Walking up Allen Street in Buffalo on any given morning, you might experience something different than you might experience at night.
Shawnette Richards has lived off Allen Street for a couple of years. She's seen the crowd ebb and flow. But sometimes, she says, things get a little out of control.
"Usually it's people that are drunk. [There are] fights outside the bar," Richards said. "Saturday nights, I don't really come out...the crowd...I can't do it."
Between Wadsworth and Park Street, the Allentown Association says there are 17 venues that serve alcohol. That sometimes draws more people to the party than the neighborhood's entire population. With that, comes some inherent danger.
"We're seeing people who are coming down, specifically to prey on the crowds that are here," said Jonathan White from the Allentown Association.
White says bars are often at capacity with hundreds more people free-flowing in the street.
"It creates conditions for other ratifications such as fights and other disputes," White said. "The number of 911 calls has increased exponentially and those calls are being made by people who came here to drink."
The 7 Eyewitness News I-Team went digging through documents, obtained through the Freedom of Information Law, showing each Allen Street 911 call, between January 1 and October 31, 2018.
We discovered Buffalo Police were called to Allen Street at total of 1090 times.
- 81 of those calls were for a fight or an assault
- 11 calls were at or in front of Duke's
- 10 calls were at or in front of Allen Street Hardware
- Nearly 20% were at or in front of Jim's Steakout, open until 5 a.m.
- 26 calls were for gangs
- 7 calls were for knives, guns, shootings, stabbings
- 2 calls were for rape
"Sometimes it gets to the point where the crowd is just too much and you don't want to enter there yourself," Richards said.
We asked if she was scared. "Kind of...yeah," Richards said.
In a statement, sent to 7 Eyewitness News, the owner of Allen Street Hardware wrote in part:
Over the years we have worked closely with Buffalo Police Department, the Mayor's Office and with the Allentown Association to insure that nothing threatens the success that we have worked to attain. While there are occasional disturbances the effective communication that we have created with the Corridor's stakeholders has prevented any of the small things that have happened from escalating. There is nothing that has occurred that has in any way threatened the stability and success of our Corridor. In fact, most recent developments, namely the commitment by the mayor to create a new street-scape for the Allen Street Corridor, lead us to believe that the future of the Allen Street Corridor will be extremely bright.
One fight in particular outside Jim's Steakout and Towne Restaurant was from August, 2017. Police say they were able to respond quickly with the Allen Street detail. They were outnumbered.
"The crowd is of such a size, that with the staffing levels of the police department, they simply do not have the manpower to control the crowd that's here," White said.
There's a concern about the number of officers on Allen detail, according to a police source, especially after the August arrest of Justin Colston.
Colston faces a felony weapons charge. Police officers say they had to chase and "forcibly subdue" Colston, who had a gun, loaded with five rounds.

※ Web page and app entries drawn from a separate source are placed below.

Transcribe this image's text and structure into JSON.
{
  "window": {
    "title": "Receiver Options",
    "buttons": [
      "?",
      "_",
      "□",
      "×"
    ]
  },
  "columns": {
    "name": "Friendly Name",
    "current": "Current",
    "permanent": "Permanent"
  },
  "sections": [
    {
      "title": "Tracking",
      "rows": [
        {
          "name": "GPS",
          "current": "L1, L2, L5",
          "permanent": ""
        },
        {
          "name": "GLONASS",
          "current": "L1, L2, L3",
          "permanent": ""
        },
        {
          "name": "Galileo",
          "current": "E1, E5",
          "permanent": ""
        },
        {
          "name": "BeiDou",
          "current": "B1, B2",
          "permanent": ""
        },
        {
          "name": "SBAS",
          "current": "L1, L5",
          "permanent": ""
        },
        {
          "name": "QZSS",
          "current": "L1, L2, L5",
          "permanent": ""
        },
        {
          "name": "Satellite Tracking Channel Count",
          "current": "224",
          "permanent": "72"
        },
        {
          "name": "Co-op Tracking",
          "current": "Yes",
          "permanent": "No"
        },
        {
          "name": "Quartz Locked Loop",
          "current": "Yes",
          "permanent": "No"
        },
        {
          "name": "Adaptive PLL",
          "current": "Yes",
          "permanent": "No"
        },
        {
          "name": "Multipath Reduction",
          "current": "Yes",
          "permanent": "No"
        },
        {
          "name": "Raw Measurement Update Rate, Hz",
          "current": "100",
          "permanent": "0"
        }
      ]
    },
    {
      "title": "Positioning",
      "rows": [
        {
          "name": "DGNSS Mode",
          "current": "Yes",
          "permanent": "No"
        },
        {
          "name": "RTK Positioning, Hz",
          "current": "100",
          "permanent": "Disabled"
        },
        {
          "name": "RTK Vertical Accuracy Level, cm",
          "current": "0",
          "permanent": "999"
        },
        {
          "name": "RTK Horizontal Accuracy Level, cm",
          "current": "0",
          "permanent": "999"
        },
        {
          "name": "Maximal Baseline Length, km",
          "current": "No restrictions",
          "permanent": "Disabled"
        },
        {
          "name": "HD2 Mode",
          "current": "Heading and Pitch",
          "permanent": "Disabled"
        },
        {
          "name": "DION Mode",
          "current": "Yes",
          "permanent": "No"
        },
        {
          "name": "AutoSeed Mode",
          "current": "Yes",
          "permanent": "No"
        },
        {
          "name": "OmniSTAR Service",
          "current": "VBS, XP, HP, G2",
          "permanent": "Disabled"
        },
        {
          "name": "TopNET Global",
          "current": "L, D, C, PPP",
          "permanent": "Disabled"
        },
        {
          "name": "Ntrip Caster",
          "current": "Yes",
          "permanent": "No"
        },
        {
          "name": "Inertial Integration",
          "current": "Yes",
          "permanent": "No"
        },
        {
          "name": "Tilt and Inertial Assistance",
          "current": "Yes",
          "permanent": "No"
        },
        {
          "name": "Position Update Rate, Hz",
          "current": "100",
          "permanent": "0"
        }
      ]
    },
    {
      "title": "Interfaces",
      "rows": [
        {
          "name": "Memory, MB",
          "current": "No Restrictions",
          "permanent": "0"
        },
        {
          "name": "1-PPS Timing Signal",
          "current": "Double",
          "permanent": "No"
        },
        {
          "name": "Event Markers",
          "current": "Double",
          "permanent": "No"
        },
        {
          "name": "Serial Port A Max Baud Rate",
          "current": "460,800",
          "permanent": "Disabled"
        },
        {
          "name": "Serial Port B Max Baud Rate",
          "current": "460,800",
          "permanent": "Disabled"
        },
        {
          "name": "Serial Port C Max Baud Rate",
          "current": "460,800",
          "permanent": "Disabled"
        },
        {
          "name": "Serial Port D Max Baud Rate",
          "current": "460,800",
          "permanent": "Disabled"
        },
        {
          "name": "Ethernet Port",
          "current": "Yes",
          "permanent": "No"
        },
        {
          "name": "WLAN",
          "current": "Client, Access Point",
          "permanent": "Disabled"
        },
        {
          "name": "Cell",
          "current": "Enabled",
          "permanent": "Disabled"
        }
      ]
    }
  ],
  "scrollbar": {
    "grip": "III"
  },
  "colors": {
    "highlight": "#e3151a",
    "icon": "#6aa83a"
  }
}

"I can't comment on what's going on socially right now in Buffalo," Joseph Muscato said. Muscato is representing Colston. "The one thing I can tell you is a weapon was not found on my client's person."
Police say the gun was found in an alleyway, near Allen Burger Venture.
We've learned only four officers were on Allen Street detail then, with hours reduced from 11 p.m. to 5 a.m. to 12:30 a.m. to 4:30 a.m.
That source says two more officers were added to Allen Street detail only after another gun call.
"With the large crowds that are coming to the Allentown section, especially on the weekends, Buffalo police have increased foot patrols," a spokesman said via text.
When asked about foot patrols being increased from four to six officers, the spokesman said, "As you know, due to safety and security reasons, the department does not release specific manpower numbers."
"I suppose it's never enough," Councilman David Franczyk said. "Is it working? It's better than if you didn't have them."
Franczyk, who represents the area, says too many bars are to blame. He's tried to stop establishments from getting liquor licenses, but has failed.
"The other options are attempting to enforce our Special Use Permits and only give those that aren't a threat to public safety and try to fight it in court," Franczyk said. "Other than that, there's not much we can do."
Now, days before the biggest party night of the year, Thanksgiving Eve, Franczyk says police will have help dealing with the consequences of the crowds, rather than dealing with the root cause.
Over the last six months, we've learned Buffalo police arrested nearly 60 people. Almost half, they say, have been for disorderly conduct, drugs and theft. Six have been for assault.
Police say they are working with the State Liquor Authority and the Buffalo Fire Marshal to increase safety on Allen Street.